Many of our leading political forecasters seem to do best when looking in the rear view mirror – that is, predicting what’s going to happen based on what’s happened in the past. While FairVote uses such a methodology to predict nearly nine in ten congressional races two years before they happen in our Monopoly Politics reports, we build in a big cushion because conditions can change.
That’s how I read the folks suggesting that Democrats have a lock in the Electoral College. They suspect any Democrat who wins a majority of the popular vote is going to win the Electoral College, but the fact that Barack Obama would have won the Electoral College even while losing the popular vote by a percentage point in 2008 and 2012 (see our analyses before and after the 2012 election) does not mean that Democrats can preserve that advantage in 2016.
The partisan skew in U.S. House races is baked into the current winner-take-all, district system, with Republicans having an advantage in dozens of districts such that even if ten were to trend toward Democrats, Republicans would still have a big edge. But in the Electoral College, it would take just a single state like Colorado or Pennsylvania to shift from a slight Democratic lean to a Republican lean.

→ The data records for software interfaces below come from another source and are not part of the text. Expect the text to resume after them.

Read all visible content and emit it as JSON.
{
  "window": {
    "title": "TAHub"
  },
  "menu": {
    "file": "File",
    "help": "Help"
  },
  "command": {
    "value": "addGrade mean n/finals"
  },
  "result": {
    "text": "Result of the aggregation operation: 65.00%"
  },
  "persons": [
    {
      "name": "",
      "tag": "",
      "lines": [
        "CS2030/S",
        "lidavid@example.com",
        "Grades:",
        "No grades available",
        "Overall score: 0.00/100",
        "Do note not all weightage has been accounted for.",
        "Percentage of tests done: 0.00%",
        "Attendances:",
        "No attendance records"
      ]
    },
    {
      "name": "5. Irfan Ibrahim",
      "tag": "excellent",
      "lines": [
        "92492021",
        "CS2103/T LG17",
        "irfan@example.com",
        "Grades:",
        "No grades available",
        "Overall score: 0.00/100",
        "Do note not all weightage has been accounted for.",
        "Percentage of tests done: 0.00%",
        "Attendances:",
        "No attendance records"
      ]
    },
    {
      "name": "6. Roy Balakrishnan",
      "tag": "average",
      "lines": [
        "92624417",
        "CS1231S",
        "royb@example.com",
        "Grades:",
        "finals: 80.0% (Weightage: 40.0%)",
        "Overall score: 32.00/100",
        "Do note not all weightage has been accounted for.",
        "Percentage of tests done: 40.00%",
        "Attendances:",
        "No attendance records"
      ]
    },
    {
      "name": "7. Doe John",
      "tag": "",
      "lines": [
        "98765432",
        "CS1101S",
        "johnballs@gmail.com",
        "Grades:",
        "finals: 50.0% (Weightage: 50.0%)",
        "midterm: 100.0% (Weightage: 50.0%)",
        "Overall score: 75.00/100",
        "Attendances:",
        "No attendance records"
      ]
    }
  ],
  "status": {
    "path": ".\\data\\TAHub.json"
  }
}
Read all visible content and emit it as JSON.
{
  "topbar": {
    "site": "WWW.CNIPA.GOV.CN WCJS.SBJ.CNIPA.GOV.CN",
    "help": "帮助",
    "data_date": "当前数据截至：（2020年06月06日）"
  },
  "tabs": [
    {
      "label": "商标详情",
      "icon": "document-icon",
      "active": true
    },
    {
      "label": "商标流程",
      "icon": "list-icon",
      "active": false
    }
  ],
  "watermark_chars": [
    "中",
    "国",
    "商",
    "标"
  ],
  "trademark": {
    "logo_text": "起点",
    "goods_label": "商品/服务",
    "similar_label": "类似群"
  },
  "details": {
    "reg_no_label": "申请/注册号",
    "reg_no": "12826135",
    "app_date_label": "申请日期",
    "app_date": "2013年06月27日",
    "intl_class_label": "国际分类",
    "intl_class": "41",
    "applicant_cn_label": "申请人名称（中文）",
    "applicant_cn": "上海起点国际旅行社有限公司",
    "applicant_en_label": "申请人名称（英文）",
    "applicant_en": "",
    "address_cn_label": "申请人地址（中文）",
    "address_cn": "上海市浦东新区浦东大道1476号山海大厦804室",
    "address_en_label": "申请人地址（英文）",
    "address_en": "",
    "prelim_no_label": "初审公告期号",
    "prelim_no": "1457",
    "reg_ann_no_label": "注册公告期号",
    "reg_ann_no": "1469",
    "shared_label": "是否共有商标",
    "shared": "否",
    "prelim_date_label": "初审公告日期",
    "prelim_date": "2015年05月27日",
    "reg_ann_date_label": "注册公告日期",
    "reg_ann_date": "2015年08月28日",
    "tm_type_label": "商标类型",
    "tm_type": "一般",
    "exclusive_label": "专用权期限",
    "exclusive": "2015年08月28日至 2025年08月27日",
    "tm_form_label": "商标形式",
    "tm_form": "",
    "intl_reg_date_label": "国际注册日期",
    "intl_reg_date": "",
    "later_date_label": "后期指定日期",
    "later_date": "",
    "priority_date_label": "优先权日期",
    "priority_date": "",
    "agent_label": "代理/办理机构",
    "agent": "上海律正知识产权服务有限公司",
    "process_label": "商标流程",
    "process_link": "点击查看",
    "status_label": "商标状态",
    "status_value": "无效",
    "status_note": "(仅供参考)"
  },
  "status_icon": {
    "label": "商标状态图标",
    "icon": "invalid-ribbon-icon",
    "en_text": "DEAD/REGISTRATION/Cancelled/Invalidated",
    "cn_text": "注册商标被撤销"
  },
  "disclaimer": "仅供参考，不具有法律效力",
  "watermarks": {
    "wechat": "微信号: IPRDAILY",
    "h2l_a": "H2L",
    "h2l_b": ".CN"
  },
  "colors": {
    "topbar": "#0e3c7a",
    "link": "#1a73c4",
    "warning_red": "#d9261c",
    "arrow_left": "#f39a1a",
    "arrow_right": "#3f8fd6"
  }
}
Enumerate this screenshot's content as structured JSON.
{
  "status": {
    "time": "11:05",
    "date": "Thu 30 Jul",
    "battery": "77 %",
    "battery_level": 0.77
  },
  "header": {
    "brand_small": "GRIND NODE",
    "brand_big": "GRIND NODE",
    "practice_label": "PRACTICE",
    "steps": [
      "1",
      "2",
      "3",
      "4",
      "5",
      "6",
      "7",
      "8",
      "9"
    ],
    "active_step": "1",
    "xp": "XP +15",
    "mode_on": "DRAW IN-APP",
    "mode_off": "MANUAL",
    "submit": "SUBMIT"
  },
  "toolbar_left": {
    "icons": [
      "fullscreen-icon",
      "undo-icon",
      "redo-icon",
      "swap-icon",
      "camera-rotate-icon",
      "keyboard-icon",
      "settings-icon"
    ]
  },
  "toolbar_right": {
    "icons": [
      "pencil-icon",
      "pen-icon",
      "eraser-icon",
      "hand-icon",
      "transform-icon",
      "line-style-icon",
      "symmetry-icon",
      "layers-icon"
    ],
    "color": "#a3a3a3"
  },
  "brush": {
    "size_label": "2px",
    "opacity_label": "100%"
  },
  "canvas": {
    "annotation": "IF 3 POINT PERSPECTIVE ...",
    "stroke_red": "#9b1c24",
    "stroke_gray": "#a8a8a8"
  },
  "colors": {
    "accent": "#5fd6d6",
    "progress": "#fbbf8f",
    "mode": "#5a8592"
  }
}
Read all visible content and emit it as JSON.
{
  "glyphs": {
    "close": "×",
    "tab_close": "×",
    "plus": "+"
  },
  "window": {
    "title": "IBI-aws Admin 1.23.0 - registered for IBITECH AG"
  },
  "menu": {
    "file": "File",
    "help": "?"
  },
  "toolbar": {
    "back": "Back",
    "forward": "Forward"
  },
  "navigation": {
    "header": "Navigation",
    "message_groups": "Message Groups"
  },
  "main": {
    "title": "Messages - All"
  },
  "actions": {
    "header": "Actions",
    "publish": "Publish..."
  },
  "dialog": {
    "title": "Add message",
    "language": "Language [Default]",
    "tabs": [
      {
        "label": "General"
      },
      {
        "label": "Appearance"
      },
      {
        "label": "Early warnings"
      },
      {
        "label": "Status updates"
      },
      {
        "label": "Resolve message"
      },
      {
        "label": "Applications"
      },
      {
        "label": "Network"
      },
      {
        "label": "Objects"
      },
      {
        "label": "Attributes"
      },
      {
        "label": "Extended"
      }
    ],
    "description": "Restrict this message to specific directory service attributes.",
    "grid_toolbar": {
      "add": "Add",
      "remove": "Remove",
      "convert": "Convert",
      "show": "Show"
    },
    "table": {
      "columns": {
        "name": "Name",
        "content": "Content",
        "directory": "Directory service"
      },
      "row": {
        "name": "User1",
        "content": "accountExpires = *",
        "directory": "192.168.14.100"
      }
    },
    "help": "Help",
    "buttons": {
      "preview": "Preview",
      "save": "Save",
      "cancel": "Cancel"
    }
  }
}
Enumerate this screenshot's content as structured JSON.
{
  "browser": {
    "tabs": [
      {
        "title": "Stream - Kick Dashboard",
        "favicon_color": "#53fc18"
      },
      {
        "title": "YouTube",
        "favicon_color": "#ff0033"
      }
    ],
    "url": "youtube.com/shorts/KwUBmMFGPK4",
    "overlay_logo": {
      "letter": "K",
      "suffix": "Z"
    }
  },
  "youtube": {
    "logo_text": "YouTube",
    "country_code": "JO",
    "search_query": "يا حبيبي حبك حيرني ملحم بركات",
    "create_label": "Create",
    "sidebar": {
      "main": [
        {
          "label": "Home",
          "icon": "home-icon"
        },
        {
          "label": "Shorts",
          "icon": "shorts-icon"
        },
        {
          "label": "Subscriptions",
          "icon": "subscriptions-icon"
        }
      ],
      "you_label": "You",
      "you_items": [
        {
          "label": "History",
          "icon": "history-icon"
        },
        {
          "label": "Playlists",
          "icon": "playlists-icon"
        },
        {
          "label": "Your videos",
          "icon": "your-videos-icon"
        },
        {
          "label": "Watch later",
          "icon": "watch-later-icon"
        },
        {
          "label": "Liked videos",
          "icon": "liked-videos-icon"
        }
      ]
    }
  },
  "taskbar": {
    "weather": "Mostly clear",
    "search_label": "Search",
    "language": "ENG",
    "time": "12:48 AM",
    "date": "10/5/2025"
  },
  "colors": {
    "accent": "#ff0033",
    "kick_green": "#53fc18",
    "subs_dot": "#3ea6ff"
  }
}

So next time you read something like this week’s pieces by Chris Cillizza in the Washington Post and Doug Sosnik in Politico (along with a more 2016-focused analysis by Louis Jacobson in Governing) suggesting any kind of blue wall, take it with a grain of salt. It may end up being true, it may not. The two sure things we know is that the Electoral College can easily skew the popular vote and that more than 35 states – more likely to be at least 40 – will be ignored in November due to our current system. Turns out there is a blue wall of safely Democratic states, but also a red wall of safely Republican states – and when it comes to healthy democracy, “safe” is not what you want for having accountable, representative governance.